In Chapter Three of The Inn of God’s Forgiveness, I wrote:
To summarize, here’s the bad news: if you want to claim the Christian tradition without affirming the traditional creeds, it’s a bit of an uphill battle. Confident creedal Christians will identify you as an inadequate believer, if not actually an agent of Satan; confident atheists will identify you as an inadequate doubter, still clinging to your discredited faith tradition; but in the face of both, you will have to insist on claiming your own religious identity.
It’s coming back to haunt me now. I’m advertising the web page for the book on Facebook, and people are occasionally commenting on the ad that appears in their news feeds. So far, the comments are of just these two kinds. There are confident creedal Christians who want to tell me that I’m not really a Christian — and there are atheists who are say things like “tired of these fairy tales in my news feed” and “he [Jesus] is a made up character in a storybook who cares.”

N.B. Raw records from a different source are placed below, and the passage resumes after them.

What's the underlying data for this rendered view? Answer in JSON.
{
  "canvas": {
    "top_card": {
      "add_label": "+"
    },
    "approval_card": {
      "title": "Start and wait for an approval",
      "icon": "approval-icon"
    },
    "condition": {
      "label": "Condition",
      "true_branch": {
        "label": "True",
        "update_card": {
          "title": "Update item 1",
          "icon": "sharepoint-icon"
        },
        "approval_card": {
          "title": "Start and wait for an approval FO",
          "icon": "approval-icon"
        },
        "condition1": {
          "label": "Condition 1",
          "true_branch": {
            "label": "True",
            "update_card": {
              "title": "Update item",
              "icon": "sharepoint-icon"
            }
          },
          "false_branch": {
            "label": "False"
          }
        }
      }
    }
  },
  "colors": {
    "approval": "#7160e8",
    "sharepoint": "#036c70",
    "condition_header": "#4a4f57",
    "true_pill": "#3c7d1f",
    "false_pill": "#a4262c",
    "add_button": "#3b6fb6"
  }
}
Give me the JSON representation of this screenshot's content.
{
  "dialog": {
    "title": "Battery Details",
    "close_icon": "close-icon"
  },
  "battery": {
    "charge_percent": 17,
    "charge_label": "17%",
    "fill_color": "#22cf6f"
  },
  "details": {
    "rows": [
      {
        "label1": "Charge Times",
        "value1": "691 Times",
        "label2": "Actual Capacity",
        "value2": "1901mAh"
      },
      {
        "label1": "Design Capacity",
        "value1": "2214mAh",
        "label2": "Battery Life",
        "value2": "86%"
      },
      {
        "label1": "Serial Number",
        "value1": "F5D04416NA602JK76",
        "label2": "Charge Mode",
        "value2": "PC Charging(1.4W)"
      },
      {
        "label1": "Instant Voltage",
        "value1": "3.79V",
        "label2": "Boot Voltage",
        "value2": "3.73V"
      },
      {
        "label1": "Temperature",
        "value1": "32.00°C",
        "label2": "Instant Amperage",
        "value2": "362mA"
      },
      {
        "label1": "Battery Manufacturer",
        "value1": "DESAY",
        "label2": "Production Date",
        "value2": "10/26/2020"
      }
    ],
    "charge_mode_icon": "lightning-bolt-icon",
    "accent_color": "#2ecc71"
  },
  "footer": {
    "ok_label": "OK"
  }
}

But oh well! I can’t really blame the atheists for being cheesed off: shouldn’t Facebook know enough about their interests to not advertise a book of Christian theology and hymns to them? But it’s interesting how reactive people are on this topic — reactive in much the same way on all sides. The atheists feel threatened and demeaned by an oppressive Christian majority. The conservative Christians also feel threatened and demeaned by the erosion of their tradition in an increasingly secular culture. And, of course, I feel pretty beleaguered myself, getting it from both sides. But it’s been very interesting to engage my conservative Christian commentators in online discussion. We often seem to be able to find some ground for mutual respect, though not always agreement. That’s progress. And meanwhile, the people who are not offended by the ad, though not posting, are coming to the web site and downloading the hymns. 1000 downloads and counting!